*** Opening INFORMATION SHOWN ***

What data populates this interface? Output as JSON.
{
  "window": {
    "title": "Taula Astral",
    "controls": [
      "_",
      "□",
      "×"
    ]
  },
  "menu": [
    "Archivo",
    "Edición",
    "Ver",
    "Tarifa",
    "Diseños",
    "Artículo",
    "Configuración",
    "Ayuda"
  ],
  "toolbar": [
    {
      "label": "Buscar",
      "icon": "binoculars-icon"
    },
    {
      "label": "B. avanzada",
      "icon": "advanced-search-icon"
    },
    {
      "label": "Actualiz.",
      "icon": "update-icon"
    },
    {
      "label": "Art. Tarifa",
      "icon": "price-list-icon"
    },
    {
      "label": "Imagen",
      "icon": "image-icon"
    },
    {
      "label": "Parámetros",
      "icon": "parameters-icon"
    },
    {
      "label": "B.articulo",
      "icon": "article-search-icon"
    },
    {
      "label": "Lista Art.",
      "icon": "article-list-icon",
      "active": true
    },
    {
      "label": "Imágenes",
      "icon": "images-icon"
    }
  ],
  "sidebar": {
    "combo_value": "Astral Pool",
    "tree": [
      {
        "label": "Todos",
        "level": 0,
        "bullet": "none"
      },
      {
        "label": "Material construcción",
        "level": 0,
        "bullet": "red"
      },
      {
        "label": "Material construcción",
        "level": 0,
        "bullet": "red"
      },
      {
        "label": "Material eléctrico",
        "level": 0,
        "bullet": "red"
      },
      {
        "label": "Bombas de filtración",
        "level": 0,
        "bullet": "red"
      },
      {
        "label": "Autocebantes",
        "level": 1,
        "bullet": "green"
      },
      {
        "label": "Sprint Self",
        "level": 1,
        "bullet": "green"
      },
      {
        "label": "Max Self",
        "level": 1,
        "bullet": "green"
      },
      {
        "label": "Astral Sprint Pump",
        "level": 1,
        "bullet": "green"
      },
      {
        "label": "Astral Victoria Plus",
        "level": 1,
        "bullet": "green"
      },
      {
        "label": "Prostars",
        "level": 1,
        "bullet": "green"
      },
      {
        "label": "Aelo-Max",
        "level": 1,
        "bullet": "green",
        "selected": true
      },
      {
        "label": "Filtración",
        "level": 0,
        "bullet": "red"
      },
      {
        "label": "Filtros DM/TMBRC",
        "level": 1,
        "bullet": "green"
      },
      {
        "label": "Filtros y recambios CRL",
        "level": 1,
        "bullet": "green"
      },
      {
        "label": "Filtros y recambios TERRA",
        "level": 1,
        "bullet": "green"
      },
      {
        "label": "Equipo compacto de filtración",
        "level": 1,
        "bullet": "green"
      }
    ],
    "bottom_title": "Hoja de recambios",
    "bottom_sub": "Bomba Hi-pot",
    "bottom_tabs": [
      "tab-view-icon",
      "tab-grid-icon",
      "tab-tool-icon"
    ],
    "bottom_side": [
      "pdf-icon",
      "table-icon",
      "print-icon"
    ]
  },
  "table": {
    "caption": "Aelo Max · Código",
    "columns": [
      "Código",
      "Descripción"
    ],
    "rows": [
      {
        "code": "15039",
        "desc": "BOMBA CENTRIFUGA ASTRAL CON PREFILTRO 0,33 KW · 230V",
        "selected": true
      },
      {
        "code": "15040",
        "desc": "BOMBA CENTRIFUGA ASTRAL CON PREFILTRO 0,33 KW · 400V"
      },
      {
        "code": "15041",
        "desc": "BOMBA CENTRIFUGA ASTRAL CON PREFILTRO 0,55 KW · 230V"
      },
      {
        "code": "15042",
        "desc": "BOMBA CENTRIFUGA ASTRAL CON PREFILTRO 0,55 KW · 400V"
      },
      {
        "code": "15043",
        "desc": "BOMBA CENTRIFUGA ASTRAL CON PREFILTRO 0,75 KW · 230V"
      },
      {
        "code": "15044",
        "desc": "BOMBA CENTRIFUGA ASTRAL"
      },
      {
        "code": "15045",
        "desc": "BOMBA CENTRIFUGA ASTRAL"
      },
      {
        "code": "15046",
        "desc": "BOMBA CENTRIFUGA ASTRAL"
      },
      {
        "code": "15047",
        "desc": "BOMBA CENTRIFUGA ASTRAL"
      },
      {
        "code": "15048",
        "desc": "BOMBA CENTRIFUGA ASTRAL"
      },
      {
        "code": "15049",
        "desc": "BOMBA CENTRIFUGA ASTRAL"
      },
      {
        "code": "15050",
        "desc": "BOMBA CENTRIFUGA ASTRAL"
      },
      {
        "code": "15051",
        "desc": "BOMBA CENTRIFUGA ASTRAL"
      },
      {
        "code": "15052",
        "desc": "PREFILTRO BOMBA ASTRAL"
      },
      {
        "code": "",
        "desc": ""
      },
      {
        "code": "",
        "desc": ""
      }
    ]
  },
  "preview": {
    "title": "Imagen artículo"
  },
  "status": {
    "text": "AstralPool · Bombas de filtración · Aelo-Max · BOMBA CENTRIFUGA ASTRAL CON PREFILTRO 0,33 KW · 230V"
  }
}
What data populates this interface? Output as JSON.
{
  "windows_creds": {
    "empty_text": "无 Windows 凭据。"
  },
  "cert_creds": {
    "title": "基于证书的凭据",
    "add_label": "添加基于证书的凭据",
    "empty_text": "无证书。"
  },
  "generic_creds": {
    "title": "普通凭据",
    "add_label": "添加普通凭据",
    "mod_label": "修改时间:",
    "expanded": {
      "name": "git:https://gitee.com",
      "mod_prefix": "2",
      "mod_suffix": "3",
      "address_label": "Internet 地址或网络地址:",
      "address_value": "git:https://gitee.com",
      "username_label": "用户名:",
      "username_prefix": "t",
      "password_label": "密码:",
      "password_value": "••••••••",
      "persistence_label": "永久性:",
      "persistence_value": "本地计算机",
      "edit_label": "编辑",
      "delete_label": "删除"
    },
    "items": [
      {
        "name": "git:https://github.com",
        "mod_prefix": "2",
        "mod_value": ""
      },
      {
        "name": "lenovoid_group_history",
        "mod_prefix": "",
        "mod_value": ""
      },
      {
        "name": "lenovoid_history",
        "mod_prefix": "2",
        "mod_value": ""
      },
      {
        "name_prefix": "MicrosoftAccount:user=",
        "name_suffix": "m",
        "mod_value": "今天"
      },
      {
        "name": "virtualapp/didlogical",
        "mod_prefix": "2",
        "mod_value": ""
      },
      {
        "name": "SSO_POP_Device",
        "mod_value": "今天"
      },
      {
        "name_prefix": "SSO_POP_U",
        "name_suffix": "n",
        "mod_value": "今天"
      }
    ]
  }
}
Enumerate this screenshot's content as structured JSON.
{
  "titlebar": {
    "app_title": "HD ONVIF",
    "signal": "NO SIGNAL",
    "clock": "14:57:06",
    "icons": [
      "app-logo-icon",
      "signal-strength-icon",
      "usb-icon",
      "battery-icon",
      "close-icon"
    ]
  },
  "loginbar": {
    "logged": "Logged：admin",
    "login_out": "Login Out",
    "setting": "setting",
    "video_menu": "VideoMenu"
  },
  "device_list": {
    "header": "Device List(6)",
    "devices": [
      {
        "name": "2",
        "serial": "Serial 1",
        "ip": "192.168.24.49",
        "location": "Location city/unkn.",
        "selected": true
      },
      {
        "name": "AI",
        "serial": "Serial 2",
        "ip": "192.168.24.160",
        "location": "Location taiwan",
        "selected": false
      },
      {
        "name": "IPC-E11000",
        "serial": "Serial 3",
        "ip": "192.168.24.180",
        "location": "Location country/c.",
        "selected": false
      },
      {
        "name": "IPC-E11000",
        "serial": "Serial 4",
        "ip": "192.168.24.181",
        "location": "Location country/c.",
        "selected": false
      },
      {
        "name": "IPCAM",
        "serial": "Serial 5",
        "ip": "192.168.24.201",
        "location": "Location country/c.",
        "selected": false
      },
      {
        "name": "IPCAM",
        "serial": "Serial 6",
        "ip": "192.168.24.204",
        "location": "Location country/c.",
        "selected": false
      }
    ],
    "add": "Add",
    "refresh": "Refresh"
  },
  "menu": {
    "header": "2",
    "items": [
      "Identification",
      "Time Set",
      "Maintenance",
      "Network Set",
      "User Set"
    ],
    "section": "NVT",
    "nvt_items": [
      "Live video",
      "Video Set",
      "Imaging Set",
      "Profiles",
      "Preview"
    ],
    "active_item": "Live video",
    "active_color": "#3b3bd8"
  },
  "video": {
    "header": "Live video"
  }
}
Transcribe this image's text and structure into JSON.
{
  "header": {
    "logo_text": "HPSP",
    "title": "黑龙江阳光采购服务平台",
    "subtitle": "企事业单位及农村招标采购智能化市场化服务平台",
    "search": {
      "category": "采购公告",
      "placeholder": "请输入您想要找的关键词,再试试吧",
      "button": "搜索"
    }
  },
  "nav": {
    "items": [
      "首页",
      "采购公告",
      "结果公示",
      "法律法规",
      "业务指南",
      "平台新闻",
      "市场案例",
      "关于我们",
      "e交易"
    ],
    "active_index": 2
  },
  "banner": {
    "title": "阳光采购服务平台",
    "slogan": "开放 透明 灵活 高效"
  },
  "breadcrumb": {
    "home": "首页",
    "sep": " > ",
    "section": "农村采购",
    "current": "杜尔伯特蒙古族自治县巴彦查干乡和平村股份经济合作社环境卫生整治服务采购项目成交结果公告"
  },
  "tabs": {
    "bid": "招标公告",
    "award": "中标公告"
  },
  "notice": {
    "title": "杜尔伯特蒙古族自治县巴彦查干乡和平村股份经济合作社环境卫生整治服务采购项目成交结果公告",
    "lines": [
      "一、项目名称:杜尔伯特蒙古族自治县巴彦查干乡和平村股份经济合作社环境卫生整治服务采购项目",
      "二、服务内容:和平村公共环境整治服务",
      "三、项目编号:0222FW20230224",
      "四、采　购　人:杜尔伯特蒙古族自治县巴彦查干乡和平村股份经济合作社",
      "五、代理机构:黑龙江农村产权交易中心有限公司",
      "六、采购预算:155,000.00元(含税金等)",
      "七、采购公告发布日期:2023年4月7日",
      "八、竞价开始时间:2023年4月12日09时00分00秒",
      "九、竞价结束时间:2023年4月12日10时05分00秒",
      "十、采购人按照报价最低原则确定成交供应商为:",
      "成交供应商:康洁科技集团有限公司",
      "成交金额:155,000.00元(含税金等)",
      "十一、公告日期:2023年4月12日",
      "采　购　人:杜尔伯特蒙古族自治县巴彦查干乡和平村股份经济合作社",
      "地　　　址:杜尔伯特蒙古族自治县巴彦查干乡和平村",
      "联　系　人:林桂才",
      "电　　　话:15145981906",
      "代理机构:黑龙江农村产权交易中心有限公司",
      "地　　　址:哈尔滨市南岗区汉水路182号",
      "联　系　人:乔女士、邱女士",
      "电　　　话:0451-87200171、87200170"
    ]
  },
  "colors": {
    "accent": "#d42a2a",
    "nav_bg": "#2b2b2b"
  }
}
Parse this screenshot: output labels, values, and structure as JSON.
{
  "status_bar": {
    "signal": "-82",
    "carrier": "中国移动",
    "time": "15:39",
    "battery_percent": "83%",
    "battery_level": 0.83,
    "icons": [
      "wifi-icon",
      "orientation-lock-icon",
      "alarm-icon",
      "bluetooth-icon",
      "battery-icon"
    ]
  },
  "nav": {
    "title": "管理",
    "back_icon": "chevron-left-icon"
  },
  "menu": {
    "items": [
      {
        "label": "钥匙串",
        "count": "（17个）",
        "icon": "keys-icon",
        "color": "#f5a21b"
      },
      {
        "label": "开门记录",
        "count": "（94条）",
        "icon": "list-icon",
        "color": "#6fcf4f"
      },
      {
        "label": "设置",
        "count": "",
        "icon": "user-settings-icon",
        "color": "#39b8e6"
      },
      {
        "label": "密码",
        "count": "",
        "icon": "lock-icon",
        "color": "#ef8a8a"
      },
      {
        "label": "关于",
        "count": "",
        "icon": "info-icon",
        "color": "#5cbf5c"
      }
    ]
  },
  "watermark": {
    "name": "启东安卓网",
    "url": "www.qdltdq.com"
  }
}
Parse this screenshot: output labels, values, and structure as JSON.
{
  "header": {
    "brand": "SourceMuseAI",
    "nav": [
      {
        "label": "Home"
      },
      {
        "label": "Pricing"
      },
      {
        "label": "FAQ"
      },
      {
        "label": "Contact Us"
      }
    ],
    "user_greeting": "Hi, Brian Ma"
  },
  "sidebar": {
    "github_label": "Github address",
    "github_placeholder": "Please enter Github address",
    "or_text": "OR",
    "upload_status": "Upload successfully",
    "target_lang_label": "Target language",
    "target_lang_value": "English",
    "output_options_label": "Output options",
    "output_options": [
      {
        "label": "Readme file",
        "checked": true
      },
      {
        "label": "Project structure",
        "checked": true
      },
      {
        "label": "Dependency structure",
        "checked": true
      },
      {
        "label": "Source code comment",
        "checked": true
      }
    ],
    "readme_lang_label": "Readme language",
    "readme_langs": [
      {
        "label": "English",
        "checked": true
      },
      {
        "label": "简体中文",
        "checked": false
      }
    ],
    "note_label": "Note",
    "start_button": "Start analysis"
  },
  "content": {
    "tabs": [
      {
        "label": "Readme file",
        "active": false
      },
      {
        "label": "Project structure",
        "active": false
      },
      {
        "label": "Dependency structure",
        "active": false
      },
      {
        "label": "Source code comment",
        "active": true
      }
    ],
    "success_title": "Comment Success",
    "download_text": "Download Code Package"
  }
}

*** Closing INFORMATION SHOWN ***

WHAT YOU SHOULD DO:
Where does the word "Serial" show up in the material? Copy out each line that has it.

EXPECTED ANSWER:
        "serial": "Serial 1",
        "serial": "Serial 2",
        "serial": "Serial 3",
        "serial": "Serial 4",
        "serial": "Serial 5",
        "serial": "Serial 6",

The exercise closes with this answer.